Talking with them about their walk made this breakfast one of my favourites and will be one I remember. Sean had wanted to send me this photo of his mum and sister with Dom and I after we first met – still a bit gobsmacked that we bumped into each other over Coco Pops and I was able to get it! What a blessing this family is!
I really didn’t want to walk on. I knew that walking after Santiago would be a totally different vibe, and I didn’t want to step out into it.
But I did. I said I would, and I can’t back down.
Seriously, why do I inflict this upon myself?
Good question, Naomi.
I reached Negreira after 21ish kilometers. I had planned on 33kms, but seeing as I left at 1PM, let’s be honest, there was no real chance of that actually happening. Plus I was pretty worn out. Hanging out in Santiago yesterday kinda ruined me – my body had lapped up the rest and resented having to start up again.
I got here, and didn’t like the feel of the first albergue on the edge of town, so kept walking to the next one.
I saw a paper sign sticky-taped to a telegraph pole informing pilgrims it was COMPLETO (full!), but I didn’t believe it, and trudged down anyway. The sign wasn’t lying: this albergue was completo.
I went to the next one. It was full too.
I was tired, so walked into a nicer hotel, willing to pay more. They had one double room left for 35€. I wasn’t willing to pay that much more.
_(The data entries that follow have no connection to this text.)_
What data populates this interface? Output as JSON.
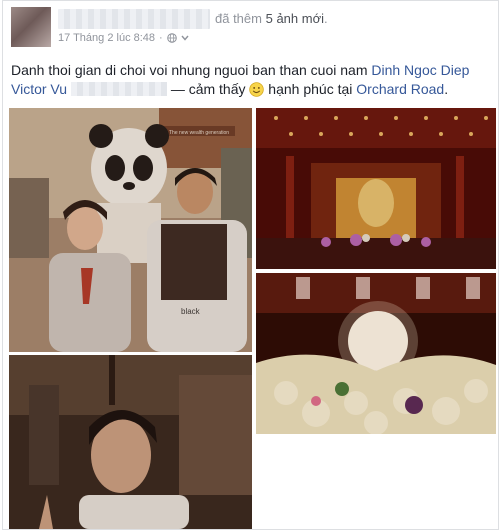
{
  "post": {
    "action_text": "đã thêm",
    "photo_count_text": "5 ảnh mới",
    "period": ".",
    "timestamp": "17 Tháng 2 lúc 8:48",
    "separator": "·",
    "text_part1": "Danh thoi gian di choi voi nhung nguoi ban than cuoi nam",
    "tag1": "Dinh Ngoc Diep",
    "tag2": "Victor Vu",
    "text_part2": "— cảm thấy",
    "feeling": "hạnh phúc",
    "location_prefix": "tại",
    "location": "Orchard Road",
    "sign_text": "The new wealth generation",
    "bag_text": "black"
  },
  "icons": {
    "privacy": "globe-icon",
    "audience_menu": "chevron-down-icon",
    "feeling": "smiley-icon"
  },
  "colors": {
    "link": "#365899",
    "meta": "#90949c",
    "text": "#1d2129"
  }
}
Pretty sure there were six or seven places I went into – albergues, pensións, hostels, hotels – and as I made my way through town, I kept seeing the same word: COMPLETO.
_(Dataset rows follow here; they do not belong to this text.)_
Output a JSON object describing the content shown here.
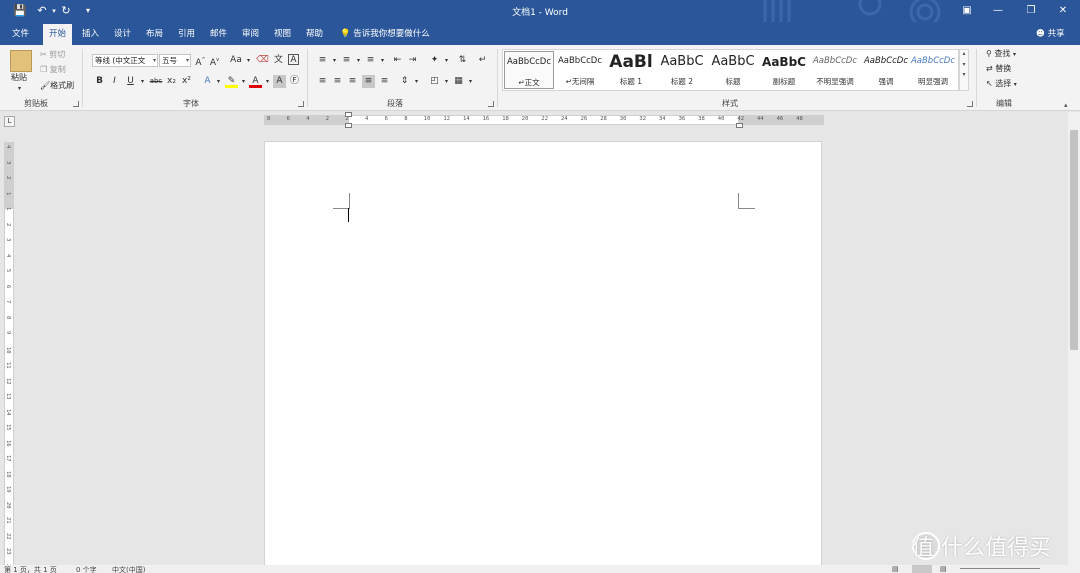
{
  "titlebar": {
    "doc_title": "文档1 - Word",
    "save_icon": "save-icon",
    "undo_icon": "undo-icon",
    "redo_icon": "redo-icon",
    "customize_icon": "customize-qat-icon",
    "accent": "#2b579a"
  },
  "tabs": [
    {
      "label": "文件"
    },
    {
      "label": "开始"
    },
    {
      "label": "插入"
    },
    {
      "label": "设计"
    },
    {
      "label": "布局"
    },
    {
      "label": "引用"
    },
    {
      "label": "邮件"
    },
    {
      "label": "审阅"
    },
    {
      "label": "视图"
    },
    {
      "label": "帮助"
    }
  ],
  "tellme": "告诉我你想要做什么",
  "share": "共享",
  "clipboard": {
    "paste": "粘贴",
    "cut": "剪切",
    "copy": "复制",
    "format_painter": "格式刷",
    "group_label": "剪贴板"
  },
  "font": {
    "font_name": "等线 (中文正文",
    "font_size": "五号",
    "change_case": "Aa",
    "bold": "B",
    "italic": "I",
    "underline": "U",
    "strikethrough": "abc",
    "subscript": "x₂",
    "superscript": "x²",
    "font_color": "A",
    "group_label": "字体"
  },
  "paragraph": {
    "group_label": "段落"
  },
  "styles": {
    "group_label": "样式",
    "items": [
      {
        "preview": "AaBbCcDc",
        "name": "正文"
      },
      {
        "preview": "AaBbCcDc",
        "name": "无间隔"
      },
      {
        "preview": "AaBl",
        "name": "标题 1"
      },
      {
        "preview": "AaBbC",
        "name": "标题 2"
      },
      {
        "preview": "AaBbC",
        "name": "标题"
      },
      {
        "preview": "AaBbC",
        "name": "副标题"
      },
      {
        "preview": "AaBbCcDc",
        "name": "不明显强调"
      },
      {
        "preview": "AaBbCcDc",
        "name": "强调"
      },
      {
        "preview": "AaBbCcDc",
        "name": "明显强调"
      }
    ]
  },
  "editing": {
    "find": "查找",
    "replace": "替换",
    "select": "选择",
    "group_label": "编辑"
  },
  "ruler": {
    "h_ticks": [
      "8",
      "6",
      "4",
      "2",
      "2",
      "4",
      "6",
      "8",
      "10",
      "12",
      "14",
      "16",
      "18",
      "20",
      "22",
      "24",
      "26",
      "28",
      "30",
      "32",
      "34",
      "36",
      "38",
      "40",
      "42",
      "44",
      "46",
      "48"
    ],
    "v_ticks": [
      "4",
      "3",
      "2",
      "1",
      "1",
      "2",
      "3",
      "4",
      "5",
      "6",
      "7",
      "8",
      "9",
      "10",
      "11",
      "12",
      "13",
      "14",
      "15",
      "16",
      "17",
      "18",
      "19",
      "20",
      "21",
      "22",
      "23",
      "24"
    ]
  },
  "status": {
    "page": "第 1 页，共 1 页",
    "words": "0 个字",
    "language": "中文(中国)"
  },
  "watermark": "值 什么值得买"
}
I was at peace knowing God would have a place for me to sleep somewhere… I was just hoping that somewhere didn’t mean off the side of the road or on a park bench.
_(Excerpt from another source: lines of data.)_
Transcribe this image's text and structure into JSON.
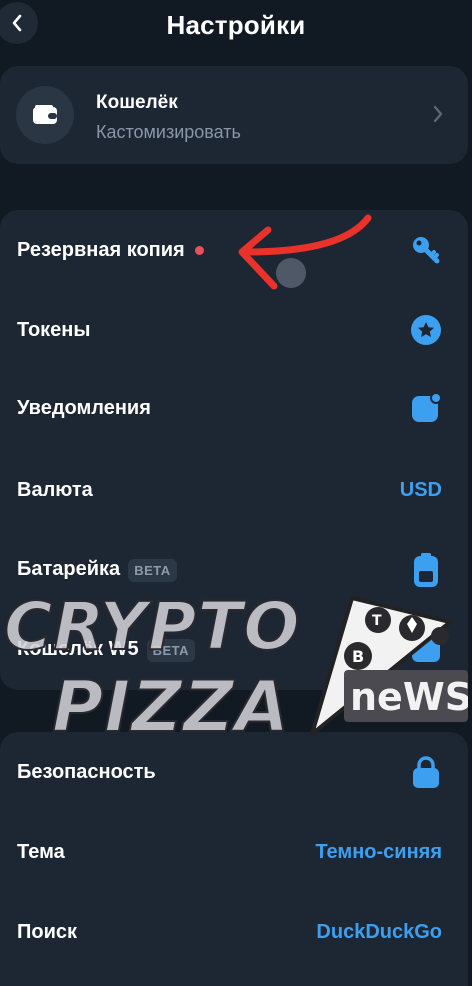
{
  "header": {
    "title": "Настройки"
  },
  "wallet": {
    "title": "Кошелёк",
    "subtitle": "Кастомизировать"
  },
  "group1": [
    {
      "label": "Резервная копия",
      "icon": "key-icon",
      "has_dot": true
    },
    {
      "label": "Токены",
      "icon": "star-circle-icon"
    },
    {
      "label": "Уведомления",
      "icon": "notification-square-icon"
    },
    {
      "label": "Валюта",
      "value": "USD"
    },
    {
      "label": "Батарейка",
      "badge": "BETA",
      "icon": "battery-icon"
    },
    {
      "label": "Кошелёк W5",
      "badge": "BETA",
      "icon": "wallet-w5-icon"
    }
  ],
  "group2": [
    {
      "label": "Безопасность",
      "icon": "lock-icon"
    },
    {
      "label": "Тема",
      "value": "Темно-синяя"
    },
    {
      "label": "Поиск",
      "value": "DuckDuckGo"
    }
  ],
  "watermark": {
    "line1": "CRYPTO",
    "line2": "PIZZA",
    "badge": "neWS"
  },
  "colors": {
    "background": "#111923",
    "card": "#1d2633",
    "accent": "#3d9ff0",
    "dot": "#e8505b",
    "arrow": "#e8322a"
  }
}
The sky got darker.
And as my phone ticked past 6:30PM my hopes started dwindling and my mind began running through different possibilities and options.
Turning back was something I have not yet done, and resolute enough that it was something I still would not do.
I reached the end of town and kept going. The next town was 12km away – I could make that in around two hours if I pushed it – hopefully there would be a bed somewhere. I just wasn’t too keen on walking after sunset. Or in the rain. Like I said, the afternoon quiet was bad enough.
But twenty minutes down the road I saw a new sign: ALBERGUE PEREGRINOS ➡️.
Thank you Lord!
As I walked in, most eyes diverted from mine and others looked at me concernedly. Three beautiful Polish girls – Magda, Vicky and Anja – came up to me and kindly explained this albergue had filled up hours ago, and the hospitalero had gone home.
Still about 10km to go.
But there had been a lot of people already come through and forced to continue. So beds further on? Doubt it.
I used the bathroom, took my boots off to wiggle my toes, bought a very questionable vending machine coffee, and sat down to eat a sandwich I had wrapped up in napkins from this morning’s buffet. #pilgrimlife
No point in rushing. God’ll just have to look after me. This was the moment I started thinking up that opening sentence for a blog post about curling up in a doorway.
I sent an emergency text to two of the others who I knew were walking behind me and also in need of beds: “If you find a bed, take it – have basically walked the whole town and have to keep going on this end; not turning back now 😞”
The Polish ladies struck up conversation and invited me to share some of their freshly made crepes before walking on. I agreed to, and joined them. What a pleasure! They helped drown out the anxiety that was trying to beat its way into my heart and were a breath of fresh air. I took my time at the table with them.
And then Tomomi replied: “I found beds at Albergue LUA, centre of town“.
The ONE place I hadn’t asked.
She saved me one. Camino Angel, see?
I’m at Albergue LUA right now, sprawled across a couch – showered, fed (with more leftovers in napkins), wifi gloriously fast, Jess also here and writing these last sentences before I climb into bed to close these sleepy eyes.
Someone has written on the wall, HAKUNA MATATA. It means ‘no worries’ – not ‘no problem’, but same same I guess.
Hakuna matata indeed.